DC, you're at it again! Hot on the heels of your possible Katana series comes ace designer Chip Kidd's graphic novel Batman: Death by Design, and I feel like Michael Corleone. A wimpy, geeky, not very threatening Michael Corleone. DC. Just when I thought I was out, they pull me back in. Or maybe I'm Sal Tessio.
Cue ABE VIGODA
Can you get me off the hook, DC, for old times' sake?
DC (shakes head)
Can't do it, Sally.
Tell Didio it was only Cassandra Cain. I always liked him.
(DC gangsters lead him away to a comic book shop)

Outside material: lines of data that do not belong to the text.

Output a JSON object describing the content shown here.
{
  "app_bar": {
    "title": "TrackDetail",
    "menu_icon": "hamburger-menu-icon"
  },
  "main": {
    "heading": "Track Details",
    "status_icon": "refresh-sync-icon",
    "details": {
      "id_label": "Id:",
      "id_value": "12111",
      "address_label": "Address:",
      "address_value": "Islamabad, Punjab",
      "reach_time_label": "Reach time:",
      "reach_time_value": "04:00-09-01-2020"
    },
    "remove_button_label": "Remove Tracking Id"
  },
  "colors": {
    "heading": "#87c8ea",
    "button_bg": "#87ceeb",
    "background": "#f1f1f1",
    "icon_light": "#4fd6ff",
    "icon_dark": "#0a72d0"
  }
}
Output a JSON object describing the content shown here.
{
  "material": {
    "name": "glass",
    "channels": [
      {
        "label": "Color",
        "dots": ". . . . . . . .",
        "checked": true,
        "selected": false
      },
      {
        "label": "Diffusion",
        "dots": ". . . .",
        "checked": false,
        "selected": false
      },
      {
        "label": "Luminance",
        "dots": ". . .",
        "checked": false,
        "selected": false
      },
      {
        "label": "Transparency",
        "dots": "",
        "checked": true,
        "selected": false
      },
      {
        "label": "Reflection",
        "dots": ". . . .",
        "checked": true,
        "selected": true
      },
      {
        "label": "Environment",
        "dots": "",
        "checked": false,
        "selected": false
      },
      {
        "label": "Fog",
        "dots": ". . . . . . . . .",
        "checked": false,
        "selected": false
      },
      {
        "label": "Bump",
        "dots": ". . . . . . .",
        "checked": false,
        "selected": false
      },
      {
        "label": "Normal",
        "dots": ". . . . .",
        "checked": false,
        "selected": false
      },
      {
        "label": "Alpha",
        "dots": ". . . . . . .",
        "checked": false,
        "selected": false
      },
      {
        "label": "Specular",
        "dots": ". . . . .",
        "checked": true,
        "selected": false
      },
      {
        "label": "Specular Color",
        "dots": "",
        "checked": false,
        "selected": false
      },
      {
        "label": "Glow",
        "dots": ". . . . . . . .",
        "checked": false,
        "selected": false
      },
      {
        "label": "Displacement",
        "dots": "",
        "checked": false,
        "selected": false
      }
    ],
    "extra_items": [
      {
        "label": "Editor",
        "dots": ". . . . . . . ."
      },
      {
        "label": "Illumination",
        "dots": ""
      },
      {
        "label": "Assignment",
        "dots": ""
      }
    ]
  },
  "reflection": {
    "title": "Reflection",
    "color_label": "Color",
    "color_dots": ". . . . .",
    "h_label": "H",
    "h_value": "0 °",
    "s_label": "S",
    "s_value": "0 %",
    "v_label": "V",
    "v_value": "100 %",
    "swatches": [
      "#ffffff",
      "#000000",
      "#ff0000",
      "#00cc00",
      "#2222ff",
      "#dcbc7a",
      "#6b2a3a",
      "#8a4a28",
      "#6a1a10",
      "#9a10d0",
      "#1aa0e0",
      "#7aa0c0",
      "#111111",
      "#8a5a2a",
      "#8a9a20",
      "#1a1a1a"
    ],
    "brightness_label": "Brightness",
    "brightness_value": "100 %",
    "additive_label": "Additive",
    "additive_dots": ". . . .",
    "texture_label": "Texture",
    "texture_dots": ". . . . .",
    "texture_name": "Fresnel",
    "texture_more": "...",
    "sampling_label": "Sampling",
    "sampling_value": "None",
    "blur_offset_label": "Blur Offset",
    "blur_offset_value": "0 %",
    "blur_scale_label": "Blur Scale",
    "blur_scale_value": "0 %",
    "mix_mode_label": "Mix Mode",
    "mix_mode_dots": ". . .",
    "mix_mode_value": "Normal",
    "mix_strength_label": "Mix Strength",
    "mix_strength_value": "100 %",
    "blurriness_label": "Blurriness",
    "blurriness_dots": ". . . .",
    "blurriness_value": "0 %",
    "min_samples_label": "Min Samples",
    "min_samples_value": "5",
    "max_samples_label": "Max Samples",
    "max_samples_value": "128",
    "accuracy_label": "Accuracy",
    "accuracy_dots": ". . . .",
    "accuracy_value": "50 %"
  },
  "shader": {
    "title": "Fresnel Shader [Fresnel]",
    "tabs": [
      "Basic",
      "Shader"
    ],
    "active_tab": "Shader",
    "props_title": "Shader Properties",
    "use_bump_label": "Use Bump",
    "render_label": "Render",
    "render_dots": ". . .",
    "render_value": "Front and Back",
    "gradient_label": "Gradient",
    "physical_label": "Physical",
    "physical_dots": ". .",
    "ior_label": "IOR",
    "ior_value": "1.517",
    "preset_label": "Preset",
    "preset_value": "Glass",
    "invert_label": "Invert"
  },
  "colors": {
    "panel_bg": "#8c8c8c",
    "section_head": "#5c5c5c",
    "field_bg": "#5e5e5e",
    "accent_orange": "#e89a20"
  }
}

As a failed graphic designer, I've always had an attraction to Chip Kidd's work with book cover design. I wanted to do that myself for the longest time, but the highest level I could achieve was designing the alumni magazine for a forestry school. It's not false modesty. I'm a decent enough illustrator, but I don't have the talent or the discipline for Kidd-level design. If he'd merely designed this book I'd have been intrigued enough to check it out the next time I'm in Tokyo. But his role as writer really adds some interest.
That's not what has me jazzed about this book, though. It's not the story, which sounds smart; DC's got a lot of these architecturally-based Bat-stories these days and that's usually an approach that hooks me because architecture is endlessly fascinating. But no. And it's not the artwork by Dave Taylor, which looks spectacular-- at least in the image accompanying the PW article about it. It's not even that I truly prefer stand-alone graphic novels to monthly continuity and would prefer it if DC got out of the magazine business altogether and published books like this exclusively. It's none of that junk. It's something stranger and more personal.
What has me almost trembling with excitement and the determination to buy this book despite my on-going love-hate relationship with DC? This quote:
Okay, what if Fritz Lang was making a Batman movie in the ‘30s and had a huge budget and could cast Montgomery Clift and Grace Kelly in the starring roles?
Montgomery Clift's life has held a strange fascination for me for as long as I can remember. It's such a tragic story, one of those things that just got stuck in my head at an early age, possibly from having seen Judgment at Nuremberg one day when I was home sick from elementary school.
Then the Clash mocked him and REM eulogized him in songs, which sent me into my deep research mode, a strange state where I'd mole my way into the reference section of whatever library happened to be handy and doggedly track down whatever facts I needed to know. Kind of like a junkie looking for a hit. Seriously. When I become curious about something I'm that intense and the need is almost the same as an addiction. These days I do the same thing on the Internet, only it's a constant processing of information. And I remember this crap. As a result, I can, in the same conversation, adequately discuss pre-dreadnaught battleships and then tell you more than you want to know about the NBC television series C.P.O. Sharkey starring Don Rickles, Harrison Page and Richard X. Slattery.
I learned all about Clift, his early successes, his avoidance of the Hollywood scene, the supposed rivalry with fellow method actor Marlon Brando, his disfiguring car crash and subsequent decline, his friendship with Elizabeth Taylor, his early death. So Montgomery Clift is an exhibit in the Rod Serling's Night Gallery of my mind. So is Grace Kelly. And Richard X. Slattery, for that matter.
In the forward to one of his Batman books, Neal Adams once cast Ted Danson as Batman. Tim Burton bizarrely yet successfully gave us Michael Keaton in the cape and cowl. I think Adam West's biggest role was as a guy who dies in the opening reel of Robinson Crusoe on Mars before he took the role. But Montgomery Clift? That's pretty darned original.
All this by way of telling you I want to see Montgomery Clift as Batman.